During my time as chair I stayed very active with print exchanges (with some international venues), and continuing the Drawing Series, sometimes utilizing trial proofs from older works that I had been saving. I also began to investigate making purely digital prints, some of which were included in the Polk Museum’s Digital Art in the Post Digital Age exhibition (2008). My goal was to make the digital work similar to my prints but incorporating some of the rendering style of my drawings. I was part of the Contemporary American Serigraphy traveling exhibition, and in 2007 I was the cover article for the American Print Alliance’s Journal, Contemporary Impressions. I was pleased to again be asked to represent the state of Florida in Melanie Yazzie’s 50 Places print exchange project, and to be included in Print Zero’s publication highlighting contributors to their exchanges over the years. I was honored to be involved in the One World project, an international traveling show of prints that had several venues here in the States and other venues in Canada, Korea and China. In 2012 I began a new body of work for my Lowe Art Museum exhibition in 2014 for which I was able to return to some large scale triptychs on paper. Many of the pieces for this show were begun by digitally printing collages made in Photoshop of maps, photographs, patterns and textures, which I reworked with colored pencils and through painting with screen inks.
After eight years as chair, I asked to step down and I was grateful to be given a year long research leave: one of my first priorities was to again apply for University Research Funding and I received a grant to explore combinations of digital printing with traditional printing to make edtiions, rather than one of a kind collages.
In 2014 and 2015 I was juried into memberships with the Los Angeles Printmaking Society, Print Arts Northwest in Portland, OR and the Washington Printmakers Gallery in D.C. The latter two organizations have galleries where I have prints on file for viewing year round. I have renewed my participation in Boston Printmakers and the Society of American Graphic Artists in New York. I have been a member of both for years but was not always able to participate in their annual member exhibitions or other activities.

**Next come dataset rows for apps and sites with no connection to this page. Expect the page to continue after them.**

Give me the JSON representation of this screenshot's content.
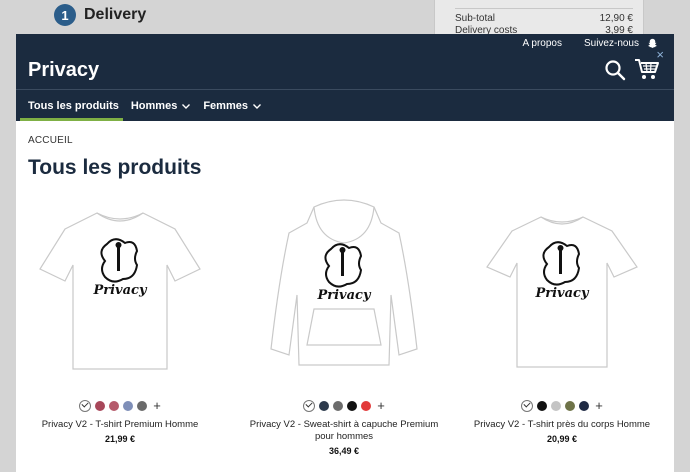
{
  "background": {
    "step_number": "1",
    "step_title": "Delivery",
    "summary": [
      {
        "label": "Sub-total",
        "value": "12,90 €"
      },
      {
        "label": "Delivery costs",
        "value": "3,99 €"
      }
    ]
  },
  "header": {
    "links": [
      "A propos",
      "Suivez-nous"
    ],
    "brand": "Privacy",
    "close_symbol": "×"
  },
  "nav": {
    "items": [
      {
        "label": "Tous les produits",
        "has_chevron": false
      },
      {
        "label": "Hommes",
        "has_chevron": true
      },
      {
        "label": "Femmes",
        "has_chevron": true
      }
    ]
  },
  "breadcrumb": "ACCUEIL",
  "title": "Tous les produits",
  "plus_symbol": "+",
  "products": [
    {
      "name": "Privacy V2 - T-shirt Premium Homme",
      "price": "21,99 €",
      "type": "tshirt-premium",
      "colors": [
        "#ffffff",
        "#a8475a",
        "#b55a6b",
        "#7f8fb8",
        "#6a6a6a"
      ]
    },
    {
      "name": "Privacy V2 - Sweat-shirt à capuche Premium pour hommes",
      "price": "36,49 €",
      "type": "hoodie",
      "colors": [
        "#ffffff",
        "#2d3a4c",
        "#6c6c6c",
        "#111111",
        "#e23a3a"
      ]
    },
    {
      "name": "Privacy V2 - T-shirt près du corps Homme",
      "price": "20,99 €",
      "type": "tshirt-fitted",
      "colors": [
        "#ffffff",
        "#111111",
        "#c4c4c4",
        "#6e7348",
        "#1f2a44"
      ]
    }
  ],
  "colors": {
    "header_bg": "#1b2b3f",
    "active_underline": "#7fb045",
    "title": "#1b2b3f"
  }
}
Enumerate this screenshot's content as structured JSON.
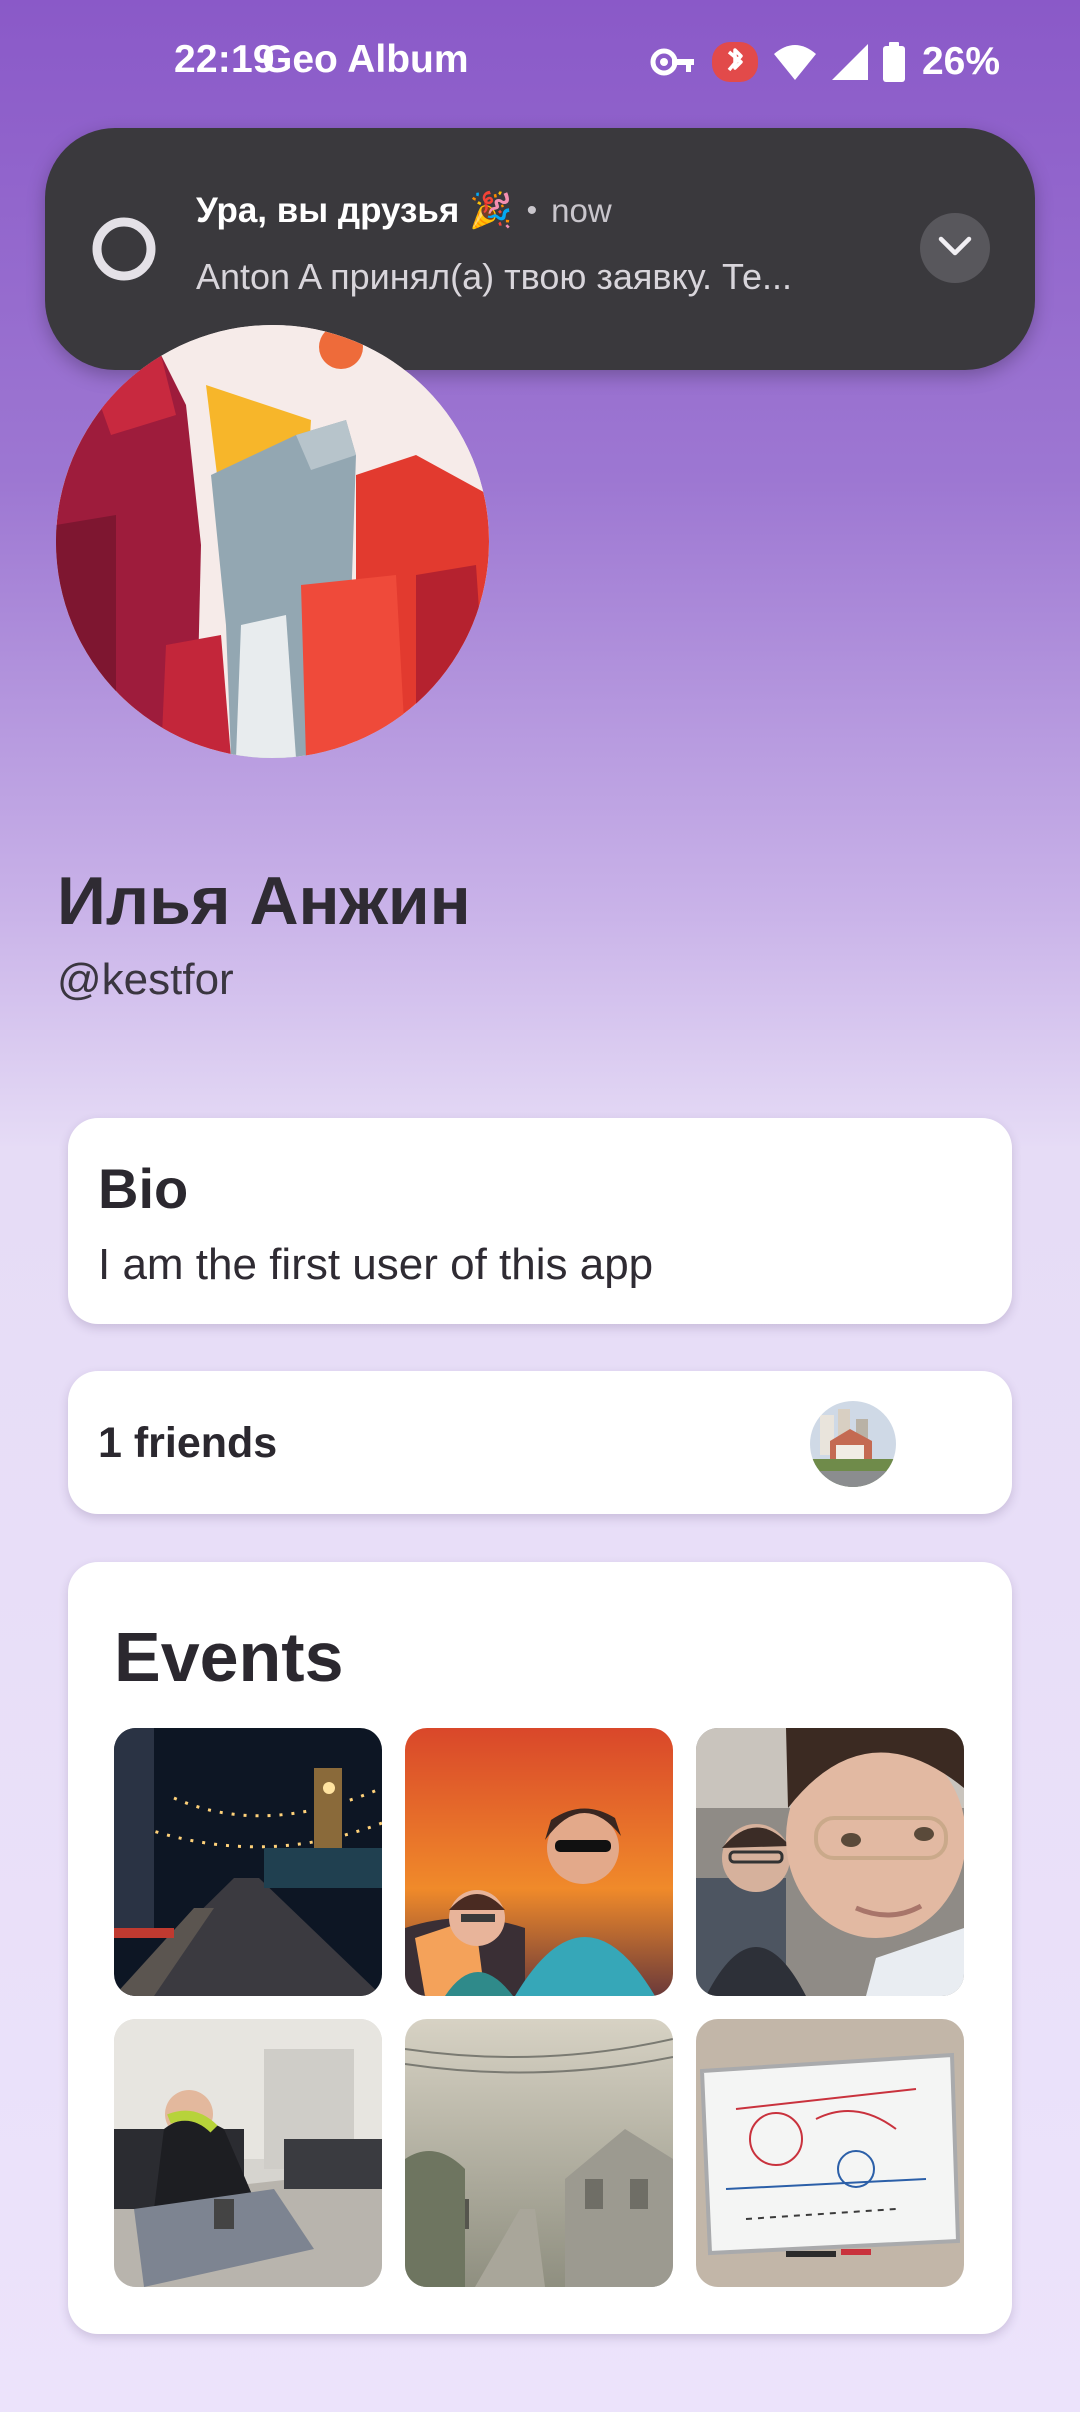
{
  "status_bar": {
    "time": "22:19",
    "app_name": "Geo Album",
    "battery": "26%",
    "icons": [
      "vpn-key-icon",
      "bluetooth-icon",
      "wifi-icon",
      "cellular-signal-icon",
      "battery-icon"
    ]
  },
  "notification": {
    "title": "Ура, вы друзья 🎉",
    "time": "now",
    "body": "Anton A принял(а) твою заявку. Те...",
    "icon": "ring-icon",
    "expand_icon": "chevron-down-icon"
  },
  "profile": {
    "name": "Илья Анжин",
    "handle": "@kestfor"
  },
  "bio": {
    "title": "Bio",
    "text": "I am the first user of this app"
  },
  "friends": {
    "label": "1 friends"
  },
  "events": {
    "title": "Events",
    "photos": [
      "night-street-photo",
      "sunset-selfie-photo",
      "airplane-selfie-photo",
      "airport-lounge-photo",
      "foggy-road-photo",
      "whiteboard-photo"
    ]
  },
  "colors": {
    "header_purple": "#8a59c8",
    "background_lavender": "#ece3fb",
    "notification_bg": "#3a393d",
    "card_bg": "#ffffff"
  }
}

During my research leave in AY 2015, I had a productive year in the studio, completing 18 new editions of prints and 20 collages completed over the next year. This was the bulk of the work in my next solo exhibition in January 2016 at 621 Gallery in Tallahassee; this show was accompanied by a color catalog.